“It’s a plum tree, it looks like apple blossom but it’s white, and looking at it, instead of saying “Oh that’s nice blossom” … last week looking at it through the window when I’m writing, I see it is the whitest, frothiest, blossomest blossom that there ever could be, and I can see it. Things are both more trivial than they ever were, and more important than they ever were, and the differences between the trivial and the important doesn’t seem to matter “
Potters observation is about something that was always there, and will likely flower again, many, many times. But perhaps, for a brief moment its own unique shape represents all blossoms, a window into the global set of innumerable, beautiful expressions of that form.
So how does this relate to my work, to what I do? Like most people who make stuff, I end up just making stuff for myself and hoping that other people like it (and not even that sometimes). I’ve never been good at story telling, even though I love being the listener. Perhaps I don’t like endings, maybe the inevitable arcs of narrative upset me, or am I just shirking the responsibility of being an author? When I made music for a living I spent considerable time writing generative material, automated software driven tracks that were thematically different every time they were performed. I didn’t like recording them, it felt traitorous to their intent, to their form. I co-ran a generative radio station ,where every program broadcast was an actual program running its code anew on the server each time. When I think of games I will remember, they are often the games that felt like they had their own life, and their worlds would exist without. Didn’t care for my presence and wouldn’t remember me afterwards. Shadow of the Colossus, Dark Souls, Minecraft, Stalker. All of these games made me feel like i wasn’t a hero but a wanderer. I was experiencing a place that had its own autonomy, its own eternal cycles and themes, like wandering on a beach listening to the slow erosion of the rock and the wetland scrubs slowly fighting back, rustling in the breeze.
So I make games, or things, about permutation, about procedural form. Stuff that can happen over and over and over, without any real end or beginning. Stuff that has something of its own life. With procedural form there is no perfect version, no final state, there is just the searchspace of possibilities. It might not be as dramatic as the grand narratives, but it can be as immersive and as engaging and I believe its important too, even if Im not sure exactly why. There is a peculiar aesthetic in it too, a sense of the whole process of construction, mixed with the delight at an individual incarnation. For me there is something sublime about it. So I make machines that make beaches and mountains and pebbles, and I train those machines to make pebbles people might like, pebbles that might have their own stories, digital pebbles that make us want to be curious and explore.

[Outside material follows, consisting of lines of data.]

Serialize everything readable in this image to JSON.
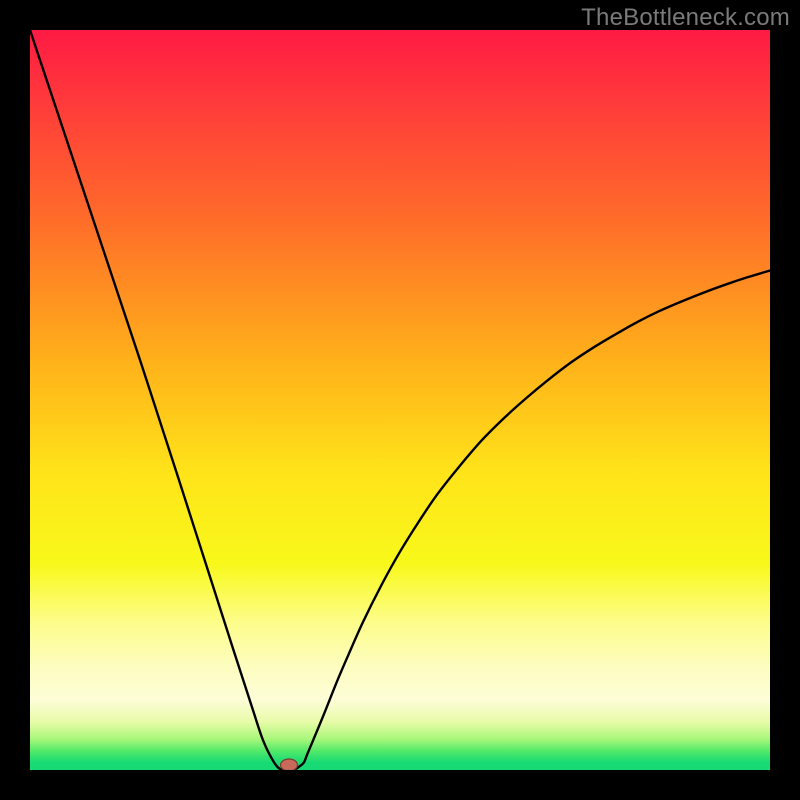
{
  "attribution": "TheBottleneck.com",
  "chart_data": {
    "type": "line",
    "title": "",
    "xlabel": "",
    "ylabel": "",
    "xlim": [
      0,
      100
    ],
    "ylim": [
      0,
      100
    ],
    "background": {
      "stops": [
        {
          "offset": 0.0,
          "color": "#ff1a44"
        },
        {
          "offset": 0.1,
          "color": "#ff3b3b"
        },
        {
          "offset": 0.25,
          "color": "#ff6a2a"
        },
        {
          "offset": 0.45,
          "color": "#ffb21a"
        },
        {
          "offset": 0.6,
          "color": "#ffe41a"
        },
        {
          "offset": 0.72,
          "color": "#f8f81a"
        },
        {
          "offset": 0.8,
          "color": "#fdfd8a"
        },
        {
          "offset": 0.86,
          "color": "#fdfdc0"
        },
        {
          "offset": 0.905,
          "color": "#fdfdd8"
        },
        {
          "offset": 0.935,
          "color": "#e8fba8"
        },
        {
          "offset": 0.958,
          "color": "#a8f77a"
        },
        {
          "offset": 0.975,
          "color": "#4fe96a"
        },
        {
          "offset": 0.99,
          "color": "#18da74"
        },
        {
          "offset": 1.0,
          "color": "#18da74"
        }
      ]
    },
    "series": [
      {
        "name": "bottleneck-curve",
        "x": [
          0.0,
          2.5,
          5.0,
          7.5,
          10.0,
          12.5,
          15.0,
          17.5,
          20.0,
          22.5,
          25.0,
          27.5,
          30.0,
          31.5,
          33.0,
          34.0,
          34.8,
          35.6,
          36.3,
          37.0,
          37.5,
          39.5,
          41.5,
          43.0,
          45.0,
          47.5,
          50.0,
          52.5,
          55.0,
          58.0,
          61.0,
          64.0,
          67.0,
          70.0,
          73.0,
          76.0,
          79.0,
          82.0,
          85.0,
          88.0,
          91.0,
          94.0,
          97.0,
          100.0
        ],
        "y": [
          100.0,
          92.5,
          85.0,
          77.5,
          70.0,
          62.5,
          55.0,
          47.3,
          39.6,
          31.8,
          24.0,
          16.2,
          8.5,
          4.0,
          1.0,
          0.0,
          0.0,
          0.0,
          0.4,
          1.0,
          2.2,
          7.0,
          12.0,
          15.5,
          20.0,
          25.0,
          29.5,
          33.5,
          37.2,
          41.0,
          44.5,
          47.5,
          50.2,
          52.7,
          55.0,
          57.0,
          58.8,
          60.5,
          62.0,
          63.3,
          64.5,
          65.6,
          66.6,
          67.5
        ]
      }
    ],
    "marker": {
      "x": 35.0,
      "y": 0.0,
      "fill": "#c86a5a",
      "stroke": "#7a3a30"
    }
  }
}
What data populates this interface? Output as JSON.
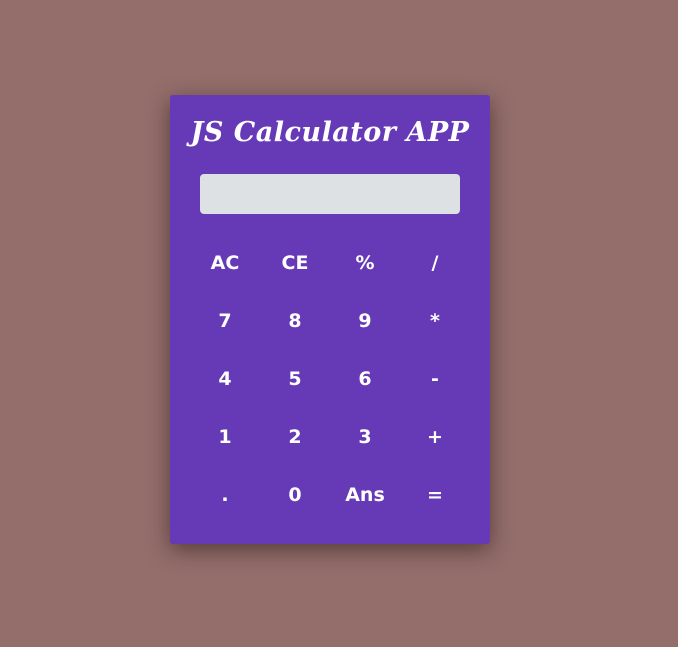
{
  "app": {
    "title": "JS Calculator APP"
  },
  "display": {
    "value": ""
  },
  "keys": [
    [
      "AC",
      "CE",
      "%",
      "/"
    ],
    [
      "7",
      "8",
      "9",
      "*"
    ],
    [
      "4",
      "5",
      "6",
      "-"
    ],
    [
      "1",
      "2",
      "3",
      "+"
    ],
    [
      ".",
      "0",
      "Ans",
      "="
    ]
  ],
  "colors": {
    "page_background": "#936e6b",
    "calculator_background": "#663ab6",
    "display_background": "#dee1e3",
    "key_text": "#ffffff"
  }
}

“This is a cool one Dad, look”
“Yeah it is”
“Shall we walk down there and look for some more”
“Yeah, lets do that”